PASTED onto one of the tatty brick buildings earmarked by developers for demolition, a pink and black poster provides a witty social commentary on the gentrification of Fish Island: “It’s out with the hippies – in with the yuppies.”
Bordered by the River Lea, the Hertford Union Canal and the A12, the hidden hipster “island” in London’s Hackney Wick has for the last 19 years also been home to the Morning Star.
Our staff may hold divergent views on artisanal coffee, craft beer and coiffured Victorian beards, but most would agree that our time on Fish Island has been nothing if not interesting.
Over the years, we’ve thrown open the doors of William Rust House to an eclectic mix of personalities, including Jeremy Corbyn, Blade Nzimande of the South African Communist Party, Rene Gonzalez of the Cuban 5, and… cough… Michael Portillo!
But this Sunday, we’ll be waving goodbye to the gleaming new million-pound apartments and the last of the besieged hipsters and setting sail for the sunny uplands of “Sarf London.”
Students of labour movement history will be pleased to know that we’ll be taking with us Harry Pollitt’s desk, the name of our old building, and of course our class politics.
Our new home will be Ruskin House in Croydon. Opened in 1967 by the then Labour prime minister Harold Wilson, fittingly it has been the base for many local trade union and campaigning organisations.
With the option of home working now available to all our staff, we are confident that the smaller office space will help put the paper on a more stable financial footing without compromising the quality of our journalism.
For our loyal readers, nothing will change except our postal address.
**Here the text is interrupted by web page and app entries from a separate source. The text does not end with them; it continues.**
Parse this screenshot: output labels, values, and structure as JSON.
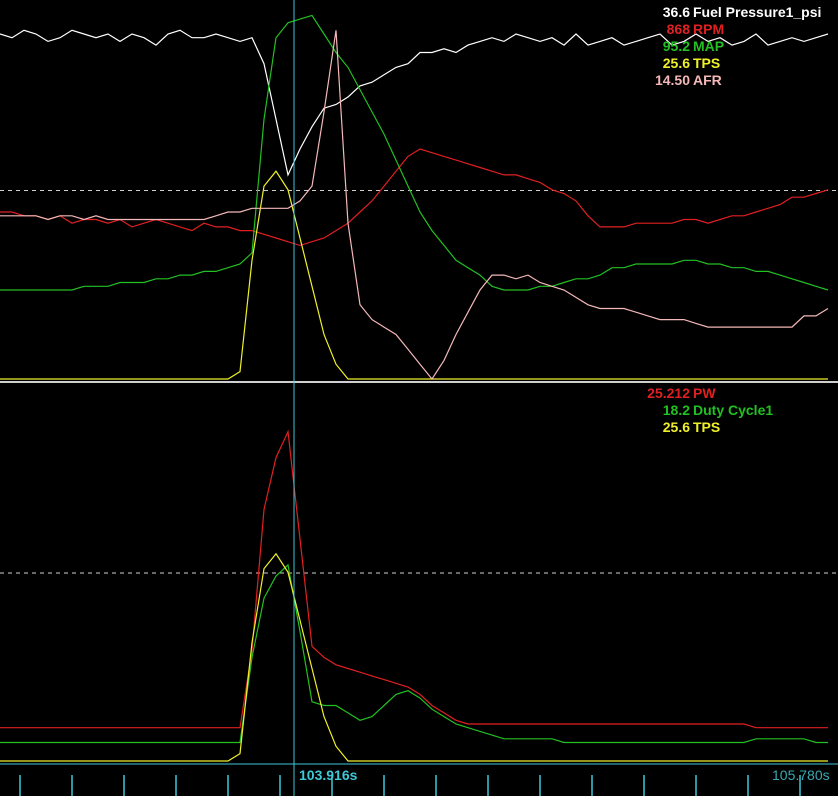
{
  "colors": {
    "background": "#000000",
    "cursor": "#3ec8d8",
    "separator": "#cfcfcf",
    "fuel_pressure": "#ffffff",
    "rpm": "#e02020",
    "map": "#22c022",
    "tps": "#f0f02a",
    "afr": "#f4b8b8",
    "pw": "#e02020",
    "duty_cycle": "#22c022"
  },
  "time_axis": {
    "cursor_label": "103.916s",
    "end_label": "105.780s"
  },
  "top_panel": {
    "legend": [
      {
        "value": "36.6",
        "name": "Fuel Pressure1_psi",
        "color_key": "fuel_pressure"
      },
      {
        "value": "868",
        "name": "RPM",
        "color_key": "rpm"
      },
      {
        "value": "95.2",
        "name": "MAP",
        "color_key": "map"
      },
      {
        "value": "25.6",
        "name": "TPS",
        "color_key": "tps"
      },
      {
        "value": "14.50",
        "name": "AFR",
        "color_key": "afr"
      }
    ]
  },
  "bottom_panel": {
    "legend": [
      {
        "value": "25.212",
        "name": "PW",
        "color_key": "pw"
      },
      {
        "value": "18.2",
        "name": "Duty Cycle1",
        "color_key": "duty_cycle"
      },
      {
        "value": "25.6",
        "name": "TPS",
        "color_key": "tps"
      }
    ]
  },
  "chart_data": [
    {
      "type": "line",
      "title": "",
      "y_scale": "normalized 0-1 per trace",
      "grid": "dashed midline",
      "x": [
        0,
        12,
        24,
        36,
        48,
        60,
        72,
        84,
        96,
        108,
        120,
        132,
        144,
        156,
        168,
        180,
        192,
        204,
        216,
        228,
        240,
        252,
        264,
        276,
        288,
        300,
        312,
        324,
        336,
        348,
        360,
        372,
        384,
        396,
        408,
        420,
        432,
        444,
        456,
        468,
        480,
        492,
        504,
        516,
        528,
        540,
        552,
        564,
        576,
        588,
        600,
        612,
        624,
        636,
        648,
        660,
        672,
        684,
        696,
        708,
        720,
        732,
        744,
        756,
        768,
        780,
        792,
        804,
        816,
        828
      ],
      "series": [
        {
          "name": "Fuel Pressure1_psi",
          "color_key": "fuel_pressure",
          "values": [
            0.93,
            0.92,
            0.94,
            0.93,
            0.91,
            0.92,
            0.94,
            0.93,
            0.92,
            0.93,
            0.91,
            0.93,
            0.92,
            0.9,
            0.93,
            0.94,
            0.92,
            0.92,
            0.93,
            0.92,
            0.91,
            0.92,
            0.85,
            0.7,
            0.55,
            0.62,
            0.68,
            0.73,
            0.74,
            0.76,
            0.79,
            0.8,
            0.82,
            0.84,
            0.85,
            0.88,
            0.88,
            0.89,
            0.88,
            0.9,
            0.91,
            0.92,
            0.91,
            0.93,
            0.92,
            0.91,
            0.92,
            0.9,
            0.93,
            0.9,
            0.91,
            0.92,
            0.9,
            0.91,
            0.92,
            0.93,
            0.9,
            0.91,
            0.93,
            0.91,
            0.92,
            0.9,
            0.91,
            0.93,
            0.9,
            0.91,
            0.92,
            0.91,
            0.92,
            0.93
          ]
        },
        {
          "name": "RPM",
          "color_key": "rpm",
          "values": [
            0.45,
            0.45,
            0.44,
            0.44,
            0.43,
            0.44,
            0.42,
            0.43,
            0.43,
            0.42,
            0.43,
            0.41,
            0.42,
            0.43,
            0.42,
            0.41,
            0.4,
            0.42,
            0.41,
            0.41,
            0.4,
            0.4,
            0.39,
            0.38,
            0.37,
            0.36,
            0.37,
            0.38,
            0.4,
            0.42,
            0.45,
            0.48,
            0.52,
            0.56,
            0.6,
            0.62,
            0.61,
            0.6,
            0.59,
            0.58,
            0.57,
            0.56,
            0.55,
            0.55,
            0.54,
            0.53,
            0.51,
            0.5,
            0.48,
            0.44,
            0.41,
            0.41,
            0.41,
            0.42,
            0.42,
            0.42,
            0.42,
            0.43,
            0.43,
            0.42,
            0.43,
            0.44,
            0.44,
            0.45,
            0.46,
            0.47,
            0.49,
            0.49,
            0.5,
            0.51
          ]
        },
        {
          "name": "MAP",
          "color_key": "map",
          "values": [
            0.24,
            0.24,
            0.24,
            0.24,
            0.24,
            0.24,
            0.24,
            0.25,
            0.25,
            0.25,
            0.26,
            0.26,
            0.26,
            0.27,
            0.27,
            0.28,
            0.28,
            0.29,
            0.29,
            0.3,
            0.31,
            0.34,
            0.7,
            0.92,
            0.96,
            0.97,
            0.98,
            0.93,
            0.88,
            0.84,
            0.78,
            0.72,
            0.66,
            0.59,
            0.52,
            0.45,
            0.4,
            0.36,
            0.32,
            0.3,
            0.28,
            0.25,
            0.24,
            0.24,
            0.24,
            0.25,
            0.25,
            0.26,
            0.27,
            0.27,
            0.28,
            0.3,
            0.3,
            0.31,
            0.31,
            0.31,
            0.31,
            0.32,
            0.32,
            0.31,
            0.31,
            0.3,
            0.3,
            0.29,
            0.29,
            0.28,
            0.27,
            0.26,
            0.25,
            0.24
          ]
        },
        {
          "name": "TPS",
          "color_key": "tps",
          "values": [
            0,
            0,
            0,
            0,
            0,
            0,
            0,
            0,
            0,
            0,
            0,
            0,
            0,
            0,
            0,
            0,
            0,
            0,
            0,
            0,
            0.02,
            0.32,
            0.52,
            0.56,
            0.51,
            0.38,
            0.25,
            0.12,
            0.04,
            0,
            0,
            0,
            0,
            0,
            0,
            0,
            0,
            0,
            0,
            0,
            0,
            0,
            0,
            0,
            0,
            0,
            0,
            0,
            0,
            0,
            0,
            0,
            0,
            0,
            0,
            0,
            0,
            0,
            0,
            0,
            0,
            0,
            0,
            0,
            0,
            0,
            0,
            0,
            0,
            0
          ]
        },
        {
          "name": "AFR",
          "color_key": "afr",
          "values": [
            0.44,
            0.44,
            0.44,
            0.44,
            0.43,
            0.44,
            0.44,
            0.43,
            0.44,
            0.43,
            0.43,
            0.43,
            0.43,
            0.43,
            0.43,
            0.43,
            0.43,
            0.43,
            0.44,
            0.45,
            0.45,
            0.46,
            0.46,
            0.46,
            0.46,
            0.48,
            0.52,
            0.72,
            0.94,
            0.42,
            0.2,
            0.16,
            0.14,
            0.12,
            0.08,
            0.04,
            0,
            0.05,
            0.12,
            0.18,
            0.24,
            0.28,
            0.28,
            0.27,
            0.28,
            0.26,
            0.25,
            0.24,
            0.22,
            0.2,
            0.19,
            0.19,
            0.19,
            0.18,
            0.17,
            0.16,
            0.16,
            0.16,
            0.15,
            0.14,
            0.14,
            0.14,
            0.14,
            0.14,
            0.14,
            0.14,
            0.14,
            0.17,
            0.17,
            0.19
          ]
        }
      ]
    },
    {
      "type": "line",
      "title": "",
      "y_scale": "normalized 0-1 per trace",
      "grid": "dashed midline",
      "x": [
        0,
        12,
        24,
        36,
        48,
        60,
        72,
        84,
        96,
        108,
        120,
        132,
        144,
        156,
        168,
        180,
        192,
        204,
        216,
        228,
        240,
        252,
        264,
        276,
        288,
        300,
        312,
        324,
        336,
        348,
        360,
        372,
        384,
        396,
        408,
        420,
        432,
        444,
        456,
        468,
        480,
        492,
        504,
        516,
        528,
        540,
        552,
        564,
        576,
        588,
        600,
        612,
        624,
        636,
        648,
        660,
        672,
        684,
        696,
        708,
        720,
        732,
        744,
        756,
        768,
        780,
        792,
        804,
        816,
        828
      ],
      "series": [
        {
          "name": "PW",
          "color_key": "pw",
          "values": [
            0.09,
            0.09,
            0.09,
            0.09,
            0.09,
            0.09,
            0.09,
            0.09,
            0.09,
            0.09,
            0.09,
            0.09,
            0.09,
            0.09,
            0.09,
            0.09,
            0.09,
            0.09,
            0.09,
            0.09,
            0.09,
            0.3,
            0.68,
            0.82,
            0.89,
            0.6,
            0.31,
            0.28,
            0.26,
            0.25,
            0.24,
            0.23,
            0.22,
            0.21,
            0.2,
            0.18,
            0.15,
            0.13,
            0.11,
            0.1,
            0.1,
            0.1,
            0.1,
            0.1,
            0.1,
            0.1,
            0.1,
            0.1,
            0.1,
            0.1,
            0.1,
            0.1,
            0.1,
            0.1,
            0.1,
            0.1,
            0.1,
            0.1,
            0.1,
            0.1,
            0.1,
            0.1,
            0.1,
            0.09,
            0.09,
            0.09,
            0.09,
            0.09,
            0.09,
            0.09
          ]
        },
        {
          "name": "Duty Cycle1",
          "color_key": "duty_cycle",
          "values": [
            0.05,
            0.05,
            0.05,
            0.05,
            0.05,
            0.05,
            0.05,
            0.05,
            0.05,
            0.05,
            0.05,
            0.05,
            0.05,
            0.05,
            0.05,
            0.05,
            0.05,
            0.05,
            0.05,
            0.05,
            0.05,
            0.28,
            0.44,
            0.5,
            0.53,
            0.35,
            0.16,
            0.15,
            0.15,
            0.13,
            0.11,
            0.12,
            0.15,
            0.18,
            0.19,
            0.17,
            0.14,
            0.12,
            0.1,
            0.09,
            0.08,
            0.07,
            0.06,
            0.06,
            0.06,
            0.06,
            0.06,
            0.05,
            0.05,
            0.05,
            0.05,
            0.05,
            0.05,
            0.05,
            0.05,
            0.05,
            0.05,
            0.05,
            0.05,
            0.05,
            0.05,
            0.05,
            0.05,
            0.06,
            0.06,
            0.06,
            0.06,
            0.06,
            0.05,
            0.05
          ]
        },
        {
          "name": "TPS",
          "color_key": "tps",
          "values": [
            0,
            0,
            0,
            0,
            0,
            0,
            0,
            0,
            0,
            0,
            0,
            0,
            0,
            0,
            0,
            0,
            0,
            0,
            0,
            0,
            0.02,
            0.32,
            0.52,
            0.56,
            0.51,
            0.38,
            0.25,
            0.12,
            0.04,
            0,
            0,
            0,
            0,
            0,
            0,
            0,
            0,
            0,
            0,
            0,
            0,
            0,
            0,
            0,
            0,
            0,
            0,
            0,
            0,
            0,
            0,
            0,
            0,
            0,
            0,
            0,
            0,
            0,
            0,
            0,
            0,
            0,
            0,
            0,
            0,
            0,
            0,
            0,
            0,
            0
          ]
        }
      ]
    }
  ]
}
Our website, emails, land lines and mobiles remain the same.
You can rest assured that we will, as always, be alongside you in the struggle for peace and socialism, reporting the news the capitalist papers decline to print.
Calvin Tucker is the Morning Star’s campaigns manager.